In most stories there comes a moment in the evolution of the plot and character, at or near the end, when the main character realizes something, has a moment of understanding. Everything should have been leading the reader to this moment. Things have happened and changes have occurred and now the payoff is a realization, an understanding, by our main character about some essential aspect of his story. For example, a man has desired a certain woman who has no desire to be desired. The man struggles to win her and once he understands he never will, never can, then he struggles to accept the fact she can’t love him. The moment of understanding in the story will be when he realizes this. Once a writer realizes that this understanding is what she’s been writing about all along, then she goes back and REWRITES to make everything fit into this story. That’s an essential part of rewriting to me. Everything has to fit. Every scene drives the reader to the moment when the elements of the story come together.

Friday, March 5, 2010

Why write?

Why do I write anyway?

There are lots of other things to do, after all. I could catch up on my TV watching for instance, learn to surf, teach my dog to do stupid tricks that might land him a sweet moment on David Letterman. I might go out more with my wife, friends, visit more places, seek out interesting hobbies like poker and needlepoint. Maybe I can sing, after all. I’ve never been able to carry a tune and the very idea of performing gives me hives (in a metaphorical sense), but American Idol here I come.

Or not.

All I’m saying is I’ve got other things I could be doing.

But nearly every day I wander, somewhat reluctantly now and then but mostly enthusiastically, back to my computer. After some starring out the window, I start the tap, tap, tap of the keys that has become one of the primary rhythms of my life. I make those little letters into words and then sentences and paragraphs and chapters and, eventually, books. It’s still a mystery to me how they can become a story but they do.
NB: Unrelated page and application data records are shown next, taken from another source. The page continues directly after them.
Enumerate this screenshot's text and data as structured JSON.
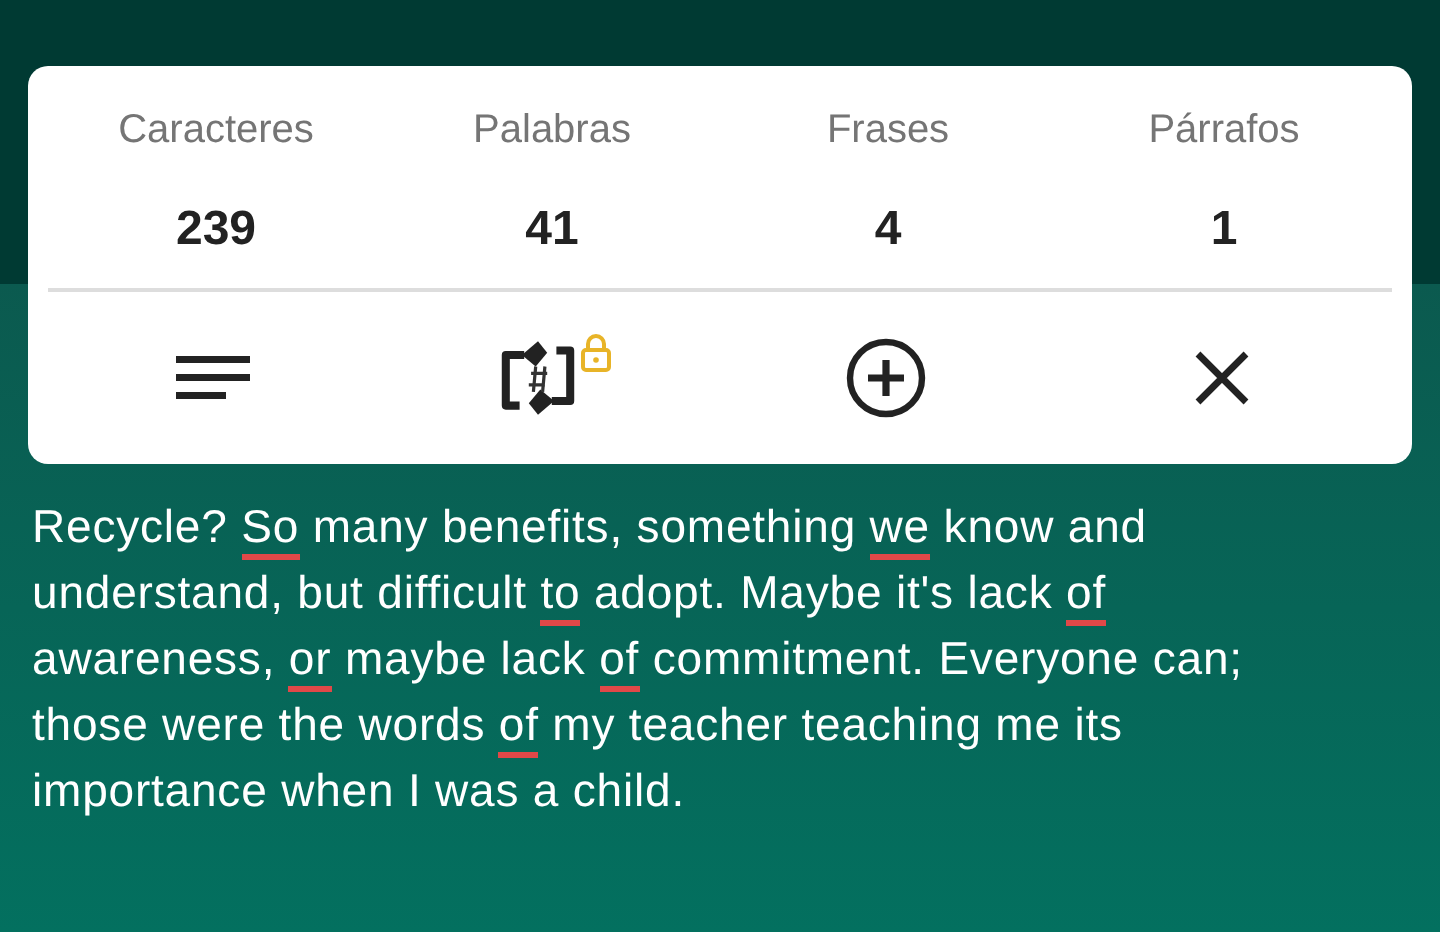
{
  "stats": [
    {
      "label": "Caracteres",
      "value": "239"
    },
    {
      "label": "Palabras",
      "value": "41"
    },
    {
      "label": "Frases",
      "value": "4"
    },
    {
      "label": "Párrafos",
      "value": "1"
    }
  ],
  "toolbar": [
    {
      "kind": "format",
      "locked": false
    },
    {
      "kind": "hashtag",
      "locked": true
    },
    {
      "kind": "add",
      "locked": false
    },
    {
      "kind": "close",
      "locked": false
    }
  ],
  "text": [
    {
      "text": "Recycle? ",
      "misspelled": false
    },
    {
      "text": "So",
      "misspelled": true
    },
    {
      "text": " many benefits, something ",
      "misspelled": false
    },
    {
      "text": "we",
      "misspelled": true
    },
    {
      "text": " know and understand, but difficult ",
      "misspelled": false
    },
    {
      "text": "to",
      "misspelled": true
    },
    {
      "text": " adopt. Maybe it's lack ",
      "misspelled": false
    },
    {
      "text": "of",
      "misspelled": true
    },
    {
      "text": " awareness, ",
      "misspelled": false
    },
    {
      "text": "or",
      "misspelled": true
    },
    {
      "text": " maybe lack ",
      "misspelled": false
    },
    {
      "text": "of",
      "misspelled": true
    },
    {
      "text": " commitment. Everyone can; those were the words ",
      "misspelled": false
    },
    {
      "text": "of",
      "misspelled": true
    },
    {
      "text": " my teacher teaching me its importance when I was a child.",
      "misspelled": false
    }
  ]
}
Maybe that’s it right there. It’s still a mystery to me. Maybe that’s why.